_WORK REQUEST_
Out of the records below, copy all lines in which the word "JSON" occurs.

%%

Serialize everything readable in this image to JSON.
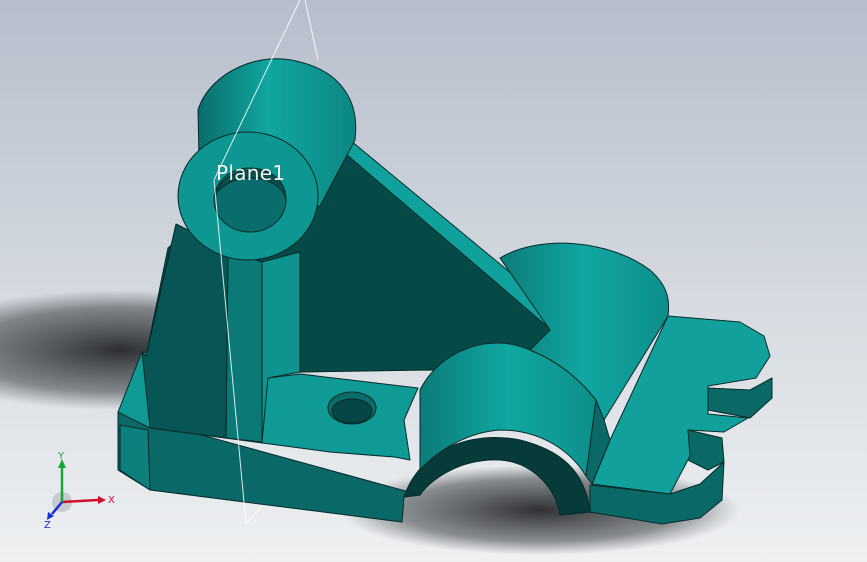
{
  "viewport": {
    "background_top": "#b4bdcc",
    "background_bottom": "#eceff2",
    "part_color": "#0d9c98",
    "part_dark": "#0a6e6c",
    "part_shadow": "#063f3e"
  },
  "annotations": {
    "plane_label": "Plane1"
  },
  "triad": {
    "x_label": "X",
    "y_label": "Y",
    "z_label": "Z",
    "x_color": "#d0102a",
    "y_color": "#1aa53a",
    "z_color": "#1a2ed0"
  }
}
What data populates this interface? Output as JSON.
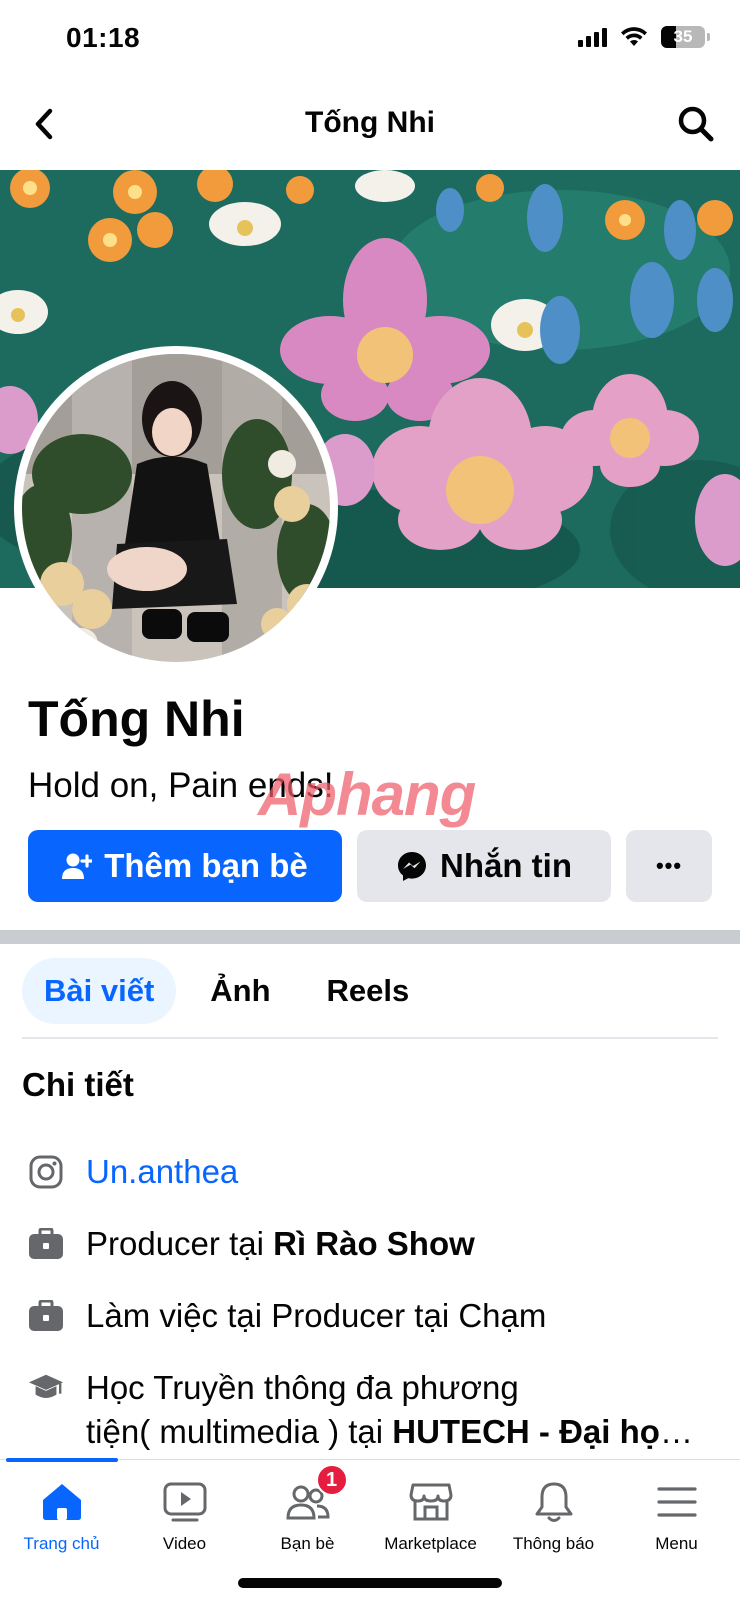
{
  "status_bar": {
    "time": "01:18",
    "battery_level": "35"
  },
  "header": {
    "title": "Tống Nhi"
  },
  "profile": {
    "name": "Tống Nhi",
    "bio": "Hold on, Pain ends!",
    "watermark": "Aphang"
  },
  "actions": {
    "add_friend": "Thêm bạn bè",
    "message": "Nhắn tin",
    "more": "•••"
  },
  "tabs": [
    {
      "label": "Bài viết",
      "active": true
    },
    {
      "label": "Ảnh",
      "active": false
    },
    {
      "label": "Reels",
      "active": false
    }
  ],
  "details": {
    "title": "Chi tiết",
    "instagram": "Un.anthea",
    "job1_prefix": "Producer tại ",
    "job1_place": "Rì Rào Show",
    "job2": "Làm việc tại Producer tại Chạm",
    "edu_line1": "Học Truyền thông đa phương",
    "edu_line2_prefix": "tiện( multimedia ) tại ",
    "edu_line2_place": "HUTECH - Đại học Công nghệ TP.HCM"
  },
  "bottom_nav": [
    {
      "label": "Trang chủ",
      "icon": "home-icon",
      "active": true
    },
    {
      "label": "Video",
      "icon": "video-icon",
      "active": false
    },
    {
      "label": "Bạn bè",
      "icon": "friends-icon",
      "active": false,
      "badge": "1"
    },
    {
      "label": "Marketplace",
      "icon": "marketplace-icon",
      "active": false
    },
    {
      "label": "Thông báo",
      "icon": "bell-icon",
      "active": false
    },
    {
      "label": "Menu",
      "icon": "menu-icon",
      "active": false
    }
  ],
  "colors": {
    "accent": "#0866ff",
    "badge": "#e41e3f",
    "button_gray": "#e4e6eb"
  }
}
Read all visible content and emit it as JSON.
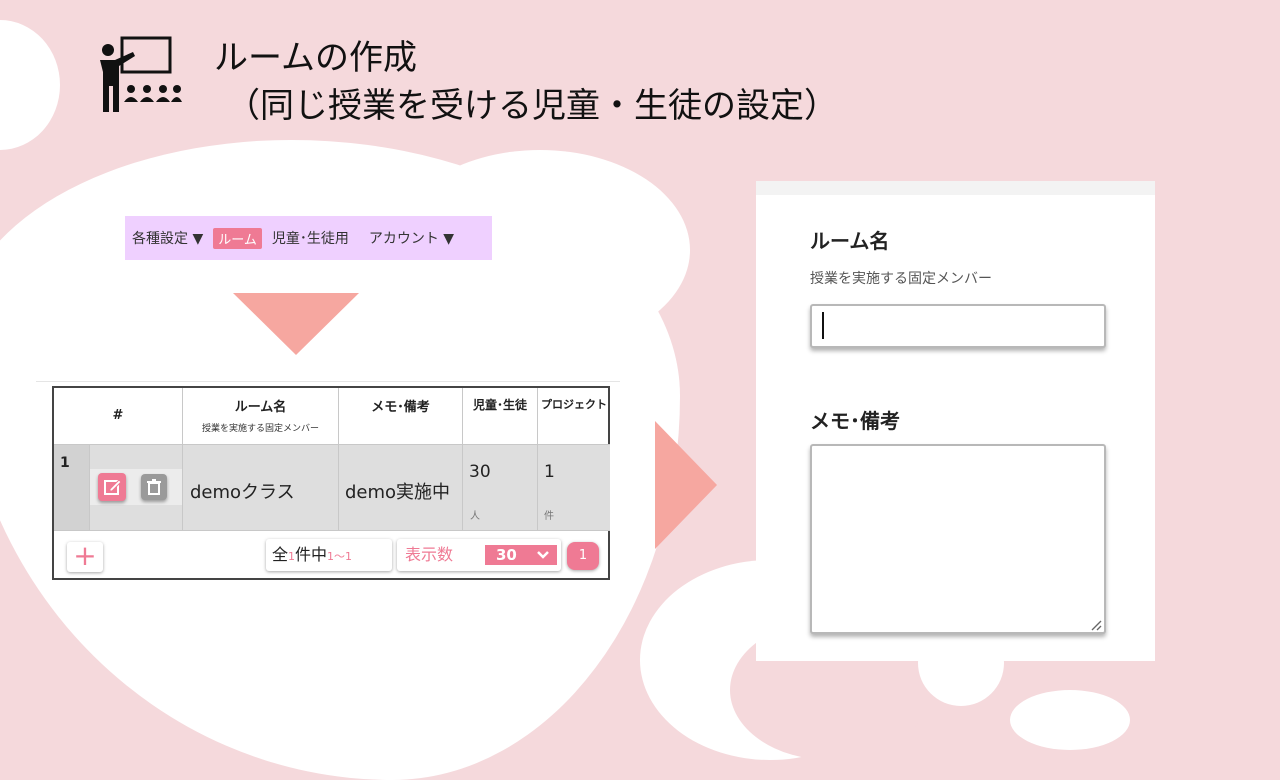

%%

_REPLY_
Serialize everything readable in this image to JSON.
What data populates this interface? Output as JSON.
Read all visible content and emit it as JSON.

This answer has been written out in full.